The word "size" marks the lines to find; copy every such line from the data below.

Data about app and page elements
_ _ _ _
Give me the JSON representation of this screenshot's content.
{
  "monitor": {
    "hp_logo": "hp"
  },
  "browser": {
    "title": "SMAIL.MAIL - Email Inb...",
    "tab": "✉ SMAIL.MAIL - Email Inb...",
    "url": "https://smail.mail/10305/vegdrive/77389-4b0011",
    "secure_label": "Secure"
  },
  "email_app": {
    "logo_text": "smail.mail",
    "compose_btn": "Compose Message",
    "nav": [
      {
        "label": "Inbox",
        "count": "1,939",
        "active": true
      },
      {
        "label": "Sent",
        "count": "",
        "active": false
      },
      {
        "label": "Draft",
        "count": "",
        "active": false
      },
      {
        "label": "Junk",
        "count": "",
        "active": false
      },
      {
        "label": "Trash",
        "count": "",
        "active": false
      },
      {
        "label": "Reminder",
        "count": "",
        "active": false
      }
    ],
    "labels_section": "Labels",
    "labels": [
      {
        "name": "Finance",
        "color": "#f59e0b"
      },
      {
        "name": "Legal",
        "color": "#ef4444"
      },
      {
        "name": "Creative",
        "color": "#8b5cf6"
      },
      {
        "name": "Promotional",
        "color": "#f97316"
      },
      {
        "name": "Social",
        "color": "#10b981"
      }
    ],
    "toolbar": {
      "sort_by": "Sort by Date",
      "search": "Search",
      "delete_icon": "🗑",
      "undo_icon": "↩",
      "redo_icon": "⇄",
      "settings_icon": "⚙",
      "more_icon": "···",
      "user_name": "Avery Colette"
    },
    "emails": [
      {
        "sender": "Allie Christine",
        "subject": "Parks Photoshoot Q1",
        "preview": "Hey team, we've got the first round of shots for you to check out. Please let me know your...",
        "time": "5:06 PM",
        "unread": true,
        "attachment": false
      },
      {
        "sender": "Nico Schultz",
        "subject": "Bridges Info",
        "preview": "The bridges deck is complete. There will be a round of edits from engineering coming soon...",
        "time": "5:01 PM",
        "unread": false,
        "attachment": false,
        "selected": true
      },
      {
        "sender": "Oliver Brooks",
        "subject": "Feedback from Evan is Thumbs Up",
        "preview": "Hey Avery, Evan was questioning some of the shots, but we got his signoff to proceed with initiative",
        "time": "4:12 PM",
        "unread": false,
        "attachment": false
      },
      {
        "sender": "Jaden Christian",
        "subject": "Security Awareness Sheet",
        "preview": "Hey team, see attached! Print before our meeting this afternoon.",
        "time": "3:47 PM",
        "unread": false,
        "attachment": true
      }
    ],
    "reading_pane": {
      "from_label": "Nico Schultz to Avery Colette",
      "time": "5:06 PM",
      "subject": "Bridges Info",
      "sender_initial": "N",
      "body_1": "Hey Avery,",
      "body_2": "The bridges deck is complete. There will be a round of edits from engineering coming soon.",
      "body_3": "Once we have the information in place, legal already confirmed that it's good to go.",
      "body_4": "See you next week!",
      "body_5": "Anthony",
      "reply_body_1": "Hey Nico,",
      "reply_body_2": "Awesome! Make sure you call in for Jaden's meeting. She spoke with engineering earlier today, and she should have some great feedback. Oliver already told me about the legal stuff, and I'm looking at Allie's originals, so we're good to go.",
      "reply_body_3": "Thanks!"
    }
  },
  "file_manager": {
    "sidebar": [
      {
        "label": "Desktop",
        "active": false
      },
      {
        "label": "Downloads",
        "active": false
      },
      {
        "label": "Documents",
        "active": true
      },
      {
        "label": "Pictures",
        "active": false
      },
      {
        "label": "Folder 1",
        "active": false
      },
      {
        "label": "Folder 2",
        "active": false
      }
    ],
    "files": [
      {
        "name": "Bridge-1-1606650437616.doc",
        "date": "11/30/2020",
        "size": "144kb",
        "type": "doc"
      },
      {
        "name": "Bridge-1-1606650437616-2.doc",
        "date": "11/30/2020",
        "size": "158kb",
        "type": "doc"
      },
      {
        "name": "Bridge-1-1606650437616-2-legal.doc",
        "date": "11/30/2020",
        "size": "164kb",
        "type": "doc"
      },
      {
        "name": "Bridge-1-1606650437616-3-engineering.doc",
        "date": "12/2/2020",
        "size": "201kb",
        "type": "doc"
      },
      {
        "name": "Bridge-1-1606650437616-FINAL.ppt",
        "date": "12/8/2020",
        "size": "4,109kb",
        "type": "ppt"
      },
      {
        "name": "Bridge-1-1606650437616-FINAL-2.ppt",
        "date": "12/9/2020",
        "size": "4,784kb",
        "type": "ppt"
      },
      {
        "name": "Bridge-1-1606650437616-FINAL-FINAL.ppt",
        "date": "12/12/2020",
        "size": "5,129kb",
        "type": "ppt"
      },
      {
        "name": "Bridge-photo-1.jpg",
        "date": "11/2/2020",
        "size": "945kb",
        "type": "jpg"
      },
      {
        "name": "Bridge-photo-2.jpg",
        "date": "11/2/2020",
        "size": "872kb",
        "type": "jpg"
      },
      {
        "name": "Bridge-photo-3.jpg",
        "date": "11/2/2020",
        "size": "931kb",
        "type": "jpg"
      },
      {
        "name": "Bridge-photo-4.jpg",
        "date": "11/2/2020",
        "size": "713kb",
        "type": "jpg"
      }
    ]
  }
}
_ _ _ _
Exercise result:
        "size": "144kb",
        "size": "158kb",
        "size": "164kb",
        "size": "201kb",
        "size": "4,109kb",
        "size": "4,784kb",
        "size": "5,129kb",
        "size": "945kb",
        "size": "872kb",
        "size": "931kb",
        "size": "713kb",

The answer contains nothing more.